Dark chocolate with at least 70% cocoa (sometimes written as cacao) is associated with health benefits. Science finally caught up with the wisdom of our taste buds when it comes to chocolate. Dark chocolate contains healthy fats along with flavanol which acts as an antioxidant helping our body’s cells resist damage caused by free radicals. Basically it helps to decrease inflammation on a cellular level. Sometimes I like to think of antioxidants as preventing rust in the body, especially rust from building up in the arteries and clogging our “pipes.”
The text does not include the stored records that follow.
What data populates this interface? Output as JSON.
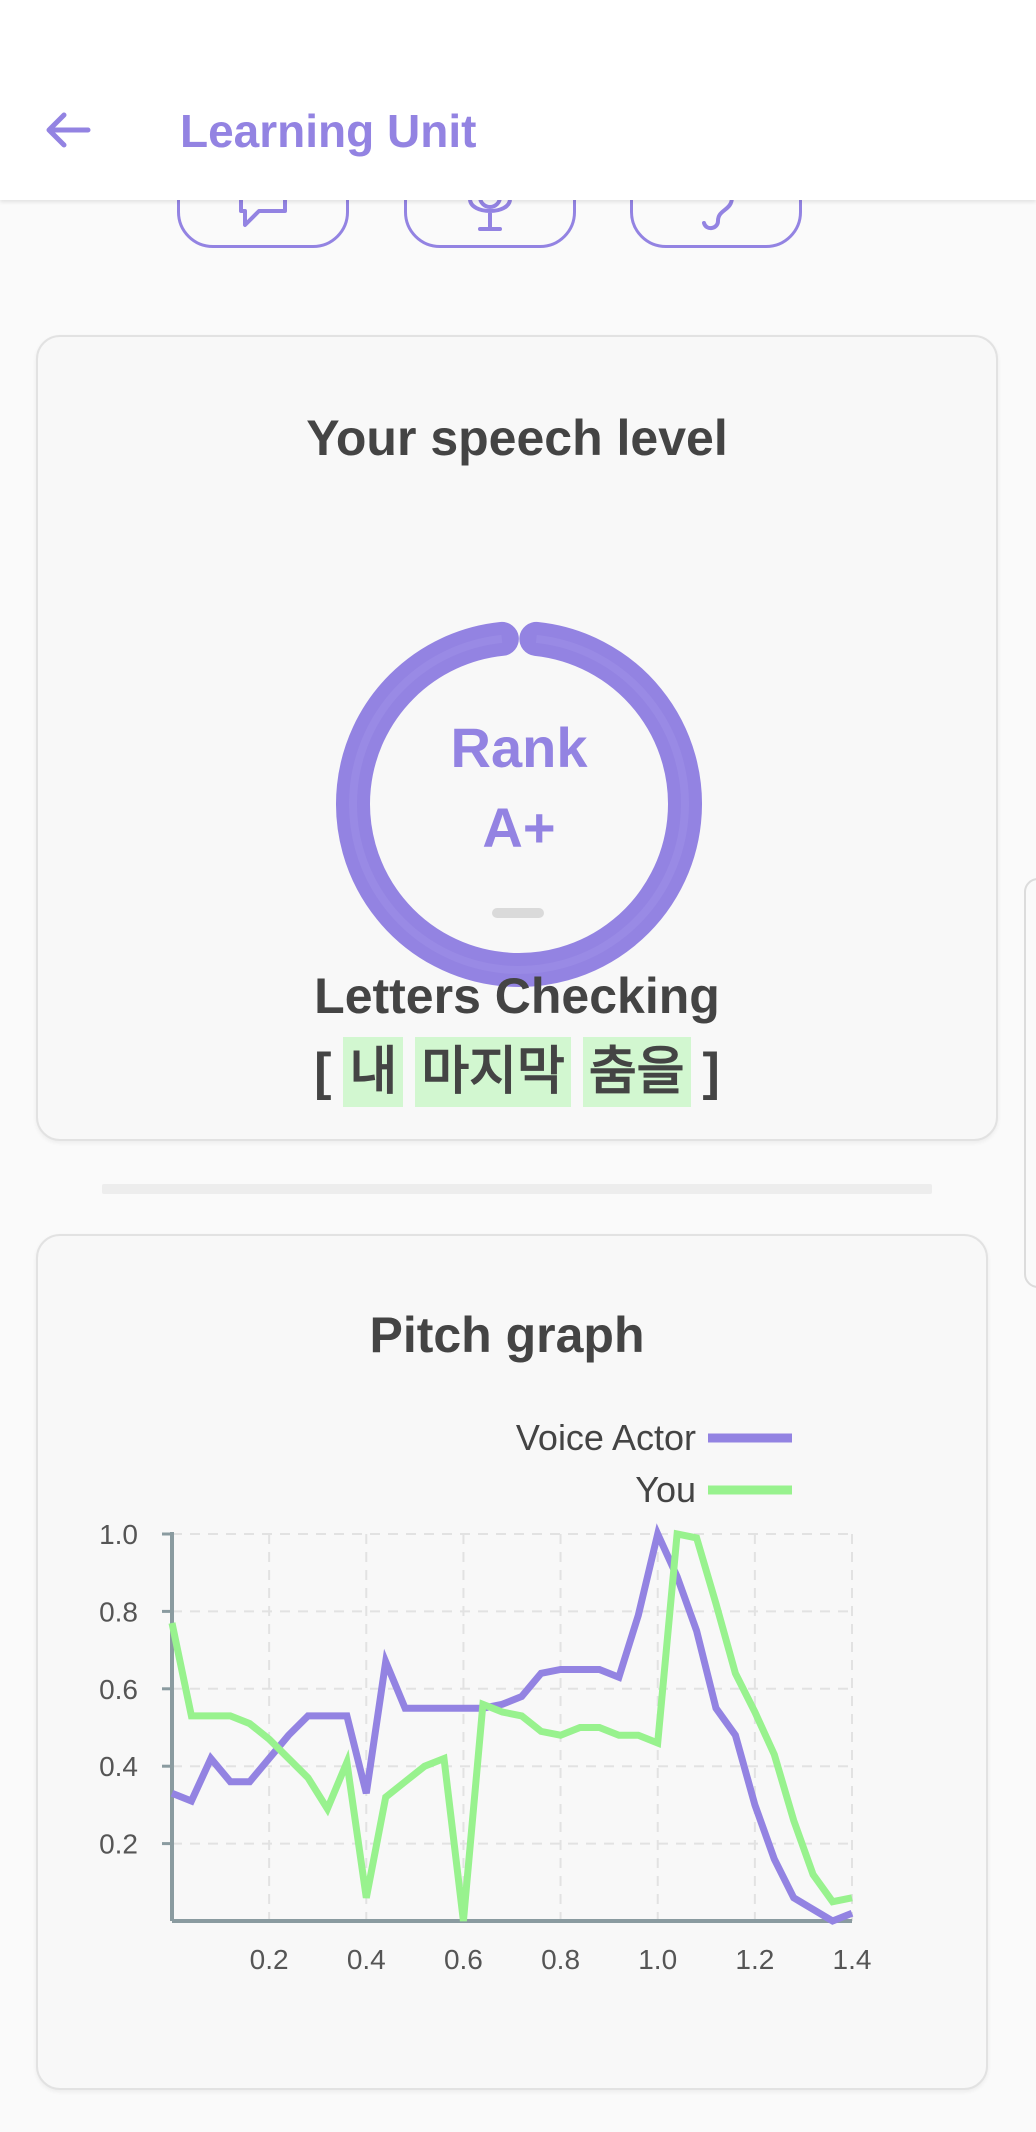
{
  "appbar": {
    "title": "Learning Unit",
    "back_icon": "arrow-left-icon"
  },
  "modes": [
    {
      "name": "speak-mode-button",
      "icon": "speech-bubble-icon"
    },
    {
      "name": "record-mode-button",
      "icon": "microphone-icon"
    },
    {
      "name": "listen-mode-button",
      "icon": "ear-icon"
    }
  ],
  "speech_card": {
    "title": "Your speech level",
    "rank_label": "Rank",
    "rank_value": "A+",
    "letters_title": "Letters Checking",
    "open_bracket": "[",
    "close_bracket": "]",
    "words": [
      "내",
      "마지막",
      "춤을"
    ]
  },
  "colors": {
    "accent": "#9383e2",
    "voice_actor": "#9383e2",
    "you": "#98f28e",
    "highlight": "#d2f7d0"
  },
  "pitch_card": {
    "title": "Pitch graph",
    "chart_data": {
      "type": "line",
      "title": "Pitch graph",
      "xlim": [
        0,
        1.4
      ],
      "ylim": [
        0,
        1.0
      ],
      "x_ticks": [
        "0.2",
        "0.4",
        "0.6",
        "0.8",
        "1.0",
        "1.2",
        "1.4"
      ],
      "y_ticks": [
        "0.2",
        "0.4",
        "0.6",
        "0.8",
        "1.0"
      ],
      "grid": true,
      "legend_position": "top-right",
      "series": [
        {
          "name": "Voice Actor",
          "color": "#9383e2",
          "x": [
            0,
            0.04,
            0.08,
            0.12,
            0.16,
            0.2,
            0.24,
            0.28,
            0.32,
            0.36,
            0.4,
            0.44,
            0.48,
            0.52,
            0.56,
            0.6,
            0.64,
            0.68,
            0.72,
            0.76,
            0.8,
            0.84,
            0.88,
            0.92,
            0.96,
            1.0,
            1.04,
            1.08,
            1.12,
            1.16,
            1.2,
            1.24,
            1.28,
            1.32,
            1.36,
            1.4
          ],
          "y": [
            0.33,
            0.31,
            0.42,
            0.36,
            0.36,
            0.42,
            0.48,
            0.53,
            0.53,
            0.53,
            0.33,
            0.67,
            0.55,
            0.55,
            0.55,
            0.55,
            0.55,
            0.56,
            0.58,
            0.64,
            0.65,
            0.65,
            0.65,
            0.63,
            0.79,
            1.0,
            0.89,
            0.75,
            0.55,
            0.48,
            0.3,
            0.16,
            0.06,
            0.03,
            0.0,
            0.02
          ]
        },
        {
          "name": "You",
          "color": "#98f28e",
          "x": [
            0,
            0.04,
            0.08,
            0.12,
            0.16,
            0.2,
            0.24,
            0.28,
            0.32,
            0.36,
            0.4,
            0.44,
            0.48,
            0.52,
            0.56,
            0.6,
            0.64,
            0.68,
            0.72,
            0.76,
            0.8,
            0.84,
            0.88,
            0.92,
            0.96,
            1.0,
            1.04,
            1.08,
            1.12,
            1.16,
            1.2,
            1.24,
            1.28,
            1.32,
            1.36,
            1.4
          ],
          "y": [
            0.77,
            0.53,
            0.53,
            0.53,
            0.51,
            0.47,
            0.42,
            0.37,
            0.29,
            0.41,
            0.06,
            0.32,
            0.36,
            0.4,
            0.42,
            0.0,
            0.56,
            0.54,
            0.53,
            0.49,
            0.48,
            0.5,
            0.5,
            0.48,
            0.48,
            0.46,
            1.0,
            0.99,
            0.82,
            0.64,
            0.54,
            0.43,
            0.26,
            0.12,
            0.05,
            0.06
          ]
        }
      ]
    }
  }
}
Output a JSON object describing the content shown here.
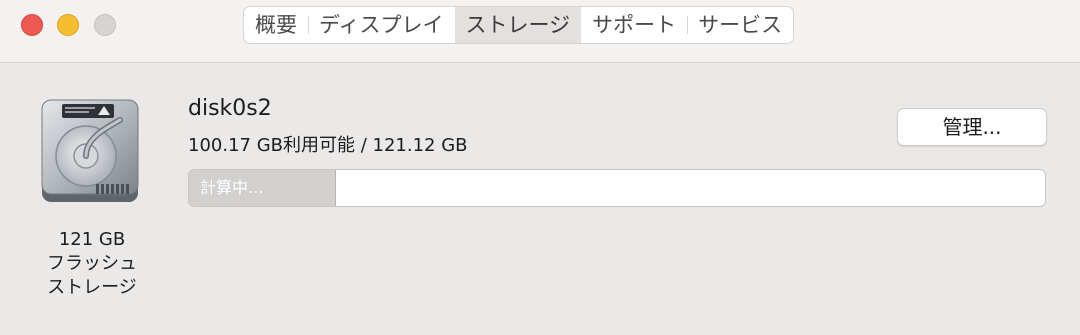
{
  "window": {
    "traffic_lights": {
      "close": "#ee5a52",
      "minimize": "#f5bd2f",
      "zoom": "#d6d3d1"
    }
  },
  "tabs": [
    {
      "label": "概要",
      "active": false
    },
    {
      "label": "ディスプレイ",
      "active": false
    },
    {
      "label": "ストレージ",
      "active": true
    },
    {
      "label": "サポート",
      "active": false
    },
    {
      "label": "サービス",
      "active": false
    }
  ],
  "disk": {
    "icon": "hard-drive-icon",
    "size_label": "121 GB",
    "type_line1": "フラッシュ",
    "type_line2": "ストレージ",
    "name": "disk0s2",
    "capacity_text": "100.17 GB利用可能 / 121.12 GB",
    "usage": {
      "label": "計算中...",
      "fraction": 0.171,
      "segment_color": "#d2d0cf"
    }
  },
  "actions": {
    "manage_label": "管理..."
  }
}
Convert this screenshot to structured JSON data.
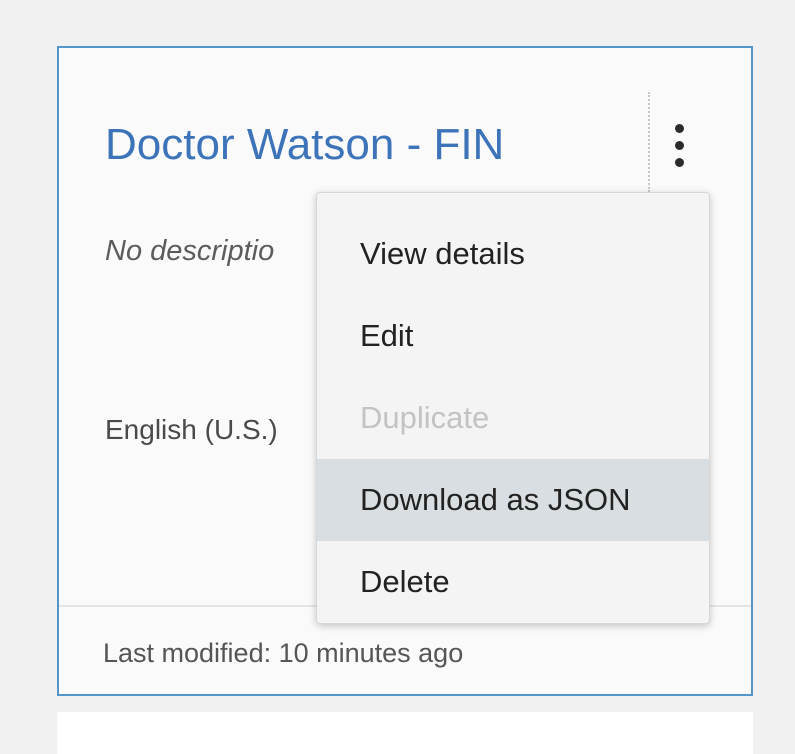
{
  "card": {
    "title": "Doctor Watson - FIN",
    "description": "No descriptio",
    "language": "English (U.S.)",
    "last_modified": "Last modified: 10 minutes ago",
    "overflow_icon": "vertical-ellipsis-icon"
  },
  "menu": {
    "items": [
      {
        "label": "View details",
        "state": "enabled"
      },
      {
        "label": "Edit",
        "state": "enabled"
      },
      {
        "label": "Duplicate",
        "state": "disabled"
      },
      {
        "label": "Download as JSON",
        "state": "highlighted"
      },
      {
        "label": "Delete",
        "state": "enabled"
      }
    ]
  },
  "colors": {
    "page_background": "#f1f1f1",
    "card_border": "#5596c8",
    "title": "#3d73b8",
    "menu_background": "#f4f4f4",
    "menu_highlight": "#d8dee1",
    "disabled_text": "#c3c3c3"
  }
}
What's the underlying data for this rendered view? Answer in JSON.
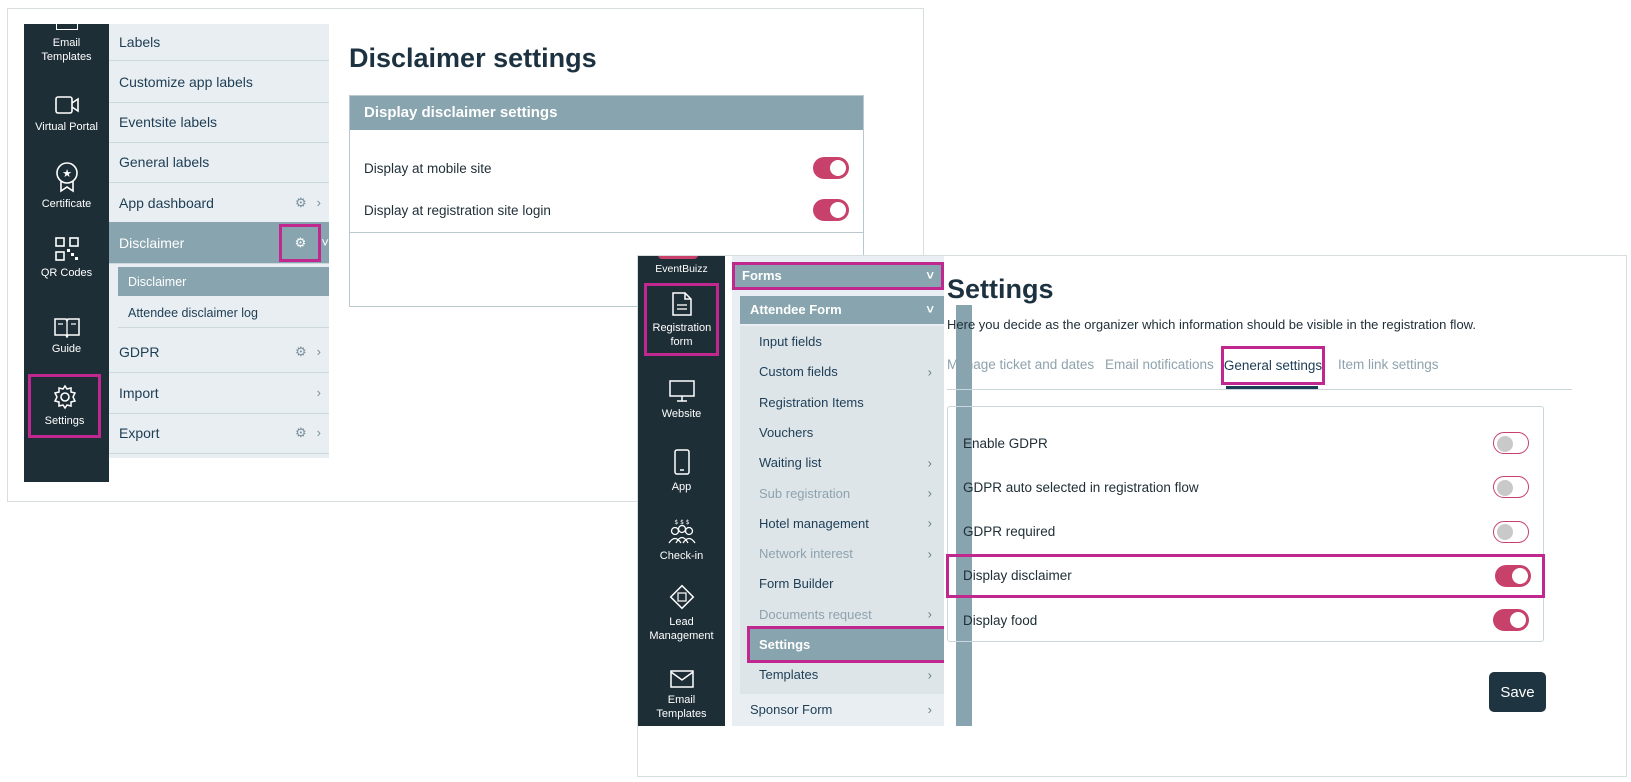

Chocolate has been noted for its positive effects from being an aphrodisiac to decreasing vascular disease. Paula Owens outlined a variety of these benefits, along with citations, in an article she posted Feb. 13, 2012.
So, how much chocolate is good for us. After researching a variety of sites it appears that for cardiac health we only need a small amount, less than 7 grams which is about a third of an ounce; it is unlikely adding much more is beneficial because of the fat and calories which come along with large amounts of chocolate. I will admit that I did read a study in which 2 ounces of dark chocolate a day was associated with lowering stress, but I did not see this amount used in other studies. Chocolate used for “medicinal” and health purposes must have a high cocoa content, minimum 70% cocoa. The cocoa is what helps improve blood flow and reduces inflammation.
Hints for indulging in chocolate:
- Choose a minimum of 70% cocoa, with low sugar content and minimum or no saturated fats and no trans fats, this means no brownies.
- I’ve found making my own hot cocoa is a great treat, 2 scoops cocoa to ½ scoop sugar, boiling water and low fat milk, proportions of your choice here.
- Limit yourself to a quarter of an ounce (7 grams) a day, or ½ an ounce 3 x a week; a tablespoon of chocolate chips is 14-15 grams.
- Savor your moments of chocolate pleasure.